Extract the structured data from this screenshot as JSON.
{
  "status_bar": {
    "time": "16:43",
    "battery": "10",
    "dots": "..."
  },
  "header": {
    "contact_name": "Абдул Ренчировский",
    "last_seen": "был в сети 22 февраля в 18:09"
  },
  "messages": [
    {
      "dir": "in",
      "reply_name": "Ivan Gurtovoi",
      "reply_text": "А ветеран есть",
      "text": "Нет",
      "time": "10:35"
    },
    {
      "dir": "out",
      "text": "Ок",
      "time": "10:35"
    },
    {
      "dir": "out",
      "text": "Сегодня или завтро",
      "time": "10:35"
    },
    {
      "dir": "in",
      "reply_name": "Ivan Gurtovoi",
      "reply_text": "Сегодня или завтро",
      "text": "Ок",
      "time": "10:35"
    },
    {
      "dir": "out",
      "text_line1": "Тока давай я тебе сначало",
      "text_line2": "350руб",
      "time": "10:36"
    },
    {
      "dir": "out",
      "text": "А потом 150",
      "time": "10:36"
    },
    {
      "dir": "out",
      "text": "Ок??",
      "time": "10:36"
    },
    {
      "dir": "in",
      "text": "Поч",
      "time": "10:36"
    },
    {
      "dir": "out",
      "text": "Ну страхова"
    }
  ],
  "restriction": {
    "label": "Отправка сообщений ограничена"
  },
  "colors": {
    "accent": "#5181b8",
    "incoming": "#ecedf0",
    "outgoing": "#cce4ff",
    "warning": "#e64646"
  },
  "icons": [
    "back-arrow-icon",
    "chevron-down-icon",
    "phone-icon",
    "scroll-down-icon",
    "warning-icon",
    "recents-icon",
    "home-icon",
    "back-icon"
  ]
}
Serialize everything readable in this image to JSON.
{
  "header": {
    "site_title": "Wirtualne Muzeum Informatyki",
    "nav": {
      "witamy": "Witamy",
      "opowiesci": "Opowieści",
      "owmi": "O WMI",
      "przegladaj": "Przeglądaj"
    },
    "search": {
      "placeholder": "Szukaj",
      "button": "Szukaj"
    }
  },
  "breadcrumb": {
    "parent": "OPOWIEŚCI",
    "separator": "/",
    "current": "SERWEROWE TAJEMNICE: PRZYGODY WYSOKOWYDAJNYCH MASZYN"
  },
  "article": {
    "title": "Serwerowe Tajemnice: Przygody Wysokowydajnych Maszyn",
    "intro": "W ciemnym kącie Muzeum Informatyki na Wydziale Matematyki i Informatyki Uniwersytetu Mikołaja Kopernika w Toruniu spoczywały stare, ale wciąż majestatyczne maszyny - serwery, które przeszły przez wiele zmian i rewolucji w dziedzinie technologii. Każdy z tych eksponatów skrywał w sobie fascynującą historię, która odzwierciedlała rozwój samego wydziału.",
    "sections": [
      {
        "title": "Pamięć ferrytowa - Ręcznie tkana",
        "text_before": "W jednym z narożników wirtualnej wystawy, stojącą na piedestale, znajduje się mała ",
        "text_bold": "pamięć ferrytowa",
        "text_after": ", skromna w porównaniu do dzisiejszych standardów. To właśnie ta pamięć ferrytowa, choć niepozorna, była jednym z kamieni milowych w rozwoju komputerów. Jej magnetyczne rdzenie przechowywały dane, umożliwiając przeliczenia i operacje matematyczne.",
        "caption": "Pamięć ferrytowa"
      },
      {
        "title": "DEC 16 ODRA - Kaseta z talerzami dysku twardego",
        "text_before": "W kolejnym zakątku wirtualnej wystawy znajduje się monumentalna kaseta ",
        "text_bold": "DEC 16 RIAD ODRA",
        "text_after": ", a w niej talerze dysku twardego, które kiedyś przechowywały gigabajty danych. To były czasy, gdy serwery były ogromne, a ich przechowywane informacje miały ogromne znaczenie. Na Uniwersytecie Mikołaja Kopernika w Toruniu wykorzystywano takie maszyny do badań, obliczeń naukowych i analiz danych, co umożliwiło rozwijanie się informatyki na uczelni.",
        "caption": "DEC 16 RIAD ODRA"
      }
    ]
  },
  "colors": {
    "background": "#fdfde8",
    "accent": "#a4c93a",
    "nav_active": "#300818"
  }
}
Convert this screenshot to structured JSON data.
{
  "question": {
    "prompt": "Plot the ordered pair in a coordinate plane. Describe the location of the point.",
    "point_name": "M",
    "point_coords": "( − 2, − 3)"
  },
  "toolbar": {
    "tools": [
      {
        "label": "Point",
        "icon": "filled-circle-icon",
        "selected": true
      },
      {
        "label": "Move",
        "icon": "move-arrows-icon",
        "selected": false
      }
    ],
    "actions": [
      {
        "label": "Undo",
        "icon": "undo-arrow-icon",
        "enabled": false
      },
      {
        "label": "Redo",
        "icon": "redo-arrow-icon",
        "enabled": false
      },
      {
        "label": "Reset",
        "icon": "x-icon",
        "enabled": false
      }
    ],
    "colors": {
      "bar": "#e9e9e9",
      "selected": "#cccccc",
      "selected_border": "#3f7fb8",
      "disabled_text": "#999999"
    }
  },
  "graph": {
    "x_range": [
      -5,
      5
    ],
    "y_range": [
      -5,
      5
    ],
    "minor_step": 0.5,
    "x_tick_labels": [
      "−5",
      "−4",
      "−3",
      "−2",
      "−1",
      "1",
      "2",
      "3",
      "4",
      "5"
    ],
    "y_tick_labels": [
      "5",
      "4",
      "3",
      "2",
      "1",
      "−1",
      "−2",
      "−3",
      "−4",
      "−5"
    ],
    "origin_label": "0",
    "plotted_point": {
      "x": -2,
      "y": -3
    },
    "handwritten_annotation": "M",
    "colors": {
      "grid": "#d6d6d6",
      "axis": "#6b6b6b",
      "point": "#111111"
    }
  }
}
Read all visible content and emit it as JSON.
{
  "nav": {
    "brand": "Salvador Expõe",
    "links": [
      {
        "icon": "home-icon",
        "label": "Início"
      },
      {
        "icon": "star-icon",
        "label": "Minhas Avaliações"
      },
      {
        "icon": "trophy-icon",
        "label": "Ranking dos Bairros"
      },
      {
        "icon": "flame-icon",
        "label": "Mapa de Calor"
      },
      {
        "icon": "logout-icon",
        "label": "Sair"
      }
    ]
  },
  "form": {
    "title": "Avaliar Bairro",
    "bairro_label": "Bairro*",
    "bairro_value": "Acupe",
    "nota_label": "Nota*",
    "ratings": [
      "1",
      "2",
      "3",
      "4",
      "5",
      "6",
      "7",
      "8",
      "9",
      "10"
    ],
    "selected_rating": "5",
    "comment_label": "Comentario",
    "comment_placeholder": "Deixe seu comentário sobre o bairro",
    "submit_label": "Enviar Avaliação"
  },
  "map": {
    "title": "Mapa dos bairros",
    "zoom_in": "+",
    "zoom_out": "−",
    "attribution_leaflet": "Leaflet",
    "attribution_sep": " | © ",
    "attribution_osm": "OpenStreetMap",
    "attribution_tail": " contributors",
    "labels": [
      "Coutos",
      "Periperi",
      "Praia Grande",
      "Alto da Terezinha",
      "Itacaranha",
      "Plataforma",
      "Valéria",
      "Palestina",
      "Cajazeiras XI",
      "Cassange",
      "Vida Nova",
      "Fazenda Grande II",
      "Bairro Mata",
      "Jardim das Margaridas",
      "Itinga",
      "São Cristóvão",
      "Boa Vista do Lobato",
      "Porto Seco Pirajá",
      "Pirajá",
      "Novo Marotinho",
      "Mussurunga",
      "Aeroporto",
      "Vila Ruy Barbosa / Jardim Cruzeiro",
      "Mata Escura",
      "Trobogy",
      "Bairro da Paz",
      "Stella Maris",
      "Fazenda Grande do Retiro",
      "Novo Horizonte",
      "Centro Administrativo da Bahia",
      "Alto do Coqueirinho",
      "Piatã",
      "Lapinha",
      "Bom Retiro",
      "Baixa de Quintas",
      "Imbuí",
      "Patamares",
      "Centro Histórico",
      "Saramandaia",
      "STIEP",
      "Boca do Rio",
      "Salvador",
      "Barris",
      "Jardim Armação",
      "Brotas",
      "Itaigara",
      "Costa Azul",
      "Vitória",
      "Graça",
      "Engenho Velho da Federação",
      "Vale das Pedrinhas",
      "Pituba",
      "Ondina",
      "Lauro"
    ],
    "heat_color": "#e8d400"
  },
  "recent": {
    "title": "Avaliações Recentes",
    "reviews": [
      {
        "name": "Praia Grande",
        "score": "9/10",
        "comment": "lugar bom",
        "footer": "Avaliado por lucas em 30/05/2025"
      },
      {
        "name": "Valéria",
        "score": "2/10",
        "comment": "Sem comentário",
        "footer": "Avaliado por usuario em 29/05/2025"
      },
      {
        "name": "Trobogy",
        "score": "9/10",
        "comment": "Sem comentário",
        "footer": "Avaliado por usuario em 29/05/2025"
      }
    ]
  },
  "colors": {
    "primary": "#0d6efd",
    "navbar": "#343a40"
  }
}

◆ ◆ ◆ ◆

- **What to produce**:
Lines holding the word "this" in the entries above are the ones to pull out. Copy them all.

- **Exercise solution**:
Extract the structured data from this screenshot as JSON.
Serialize everything readable in this image to JSON.
Convert this screenshot to structured JSON data.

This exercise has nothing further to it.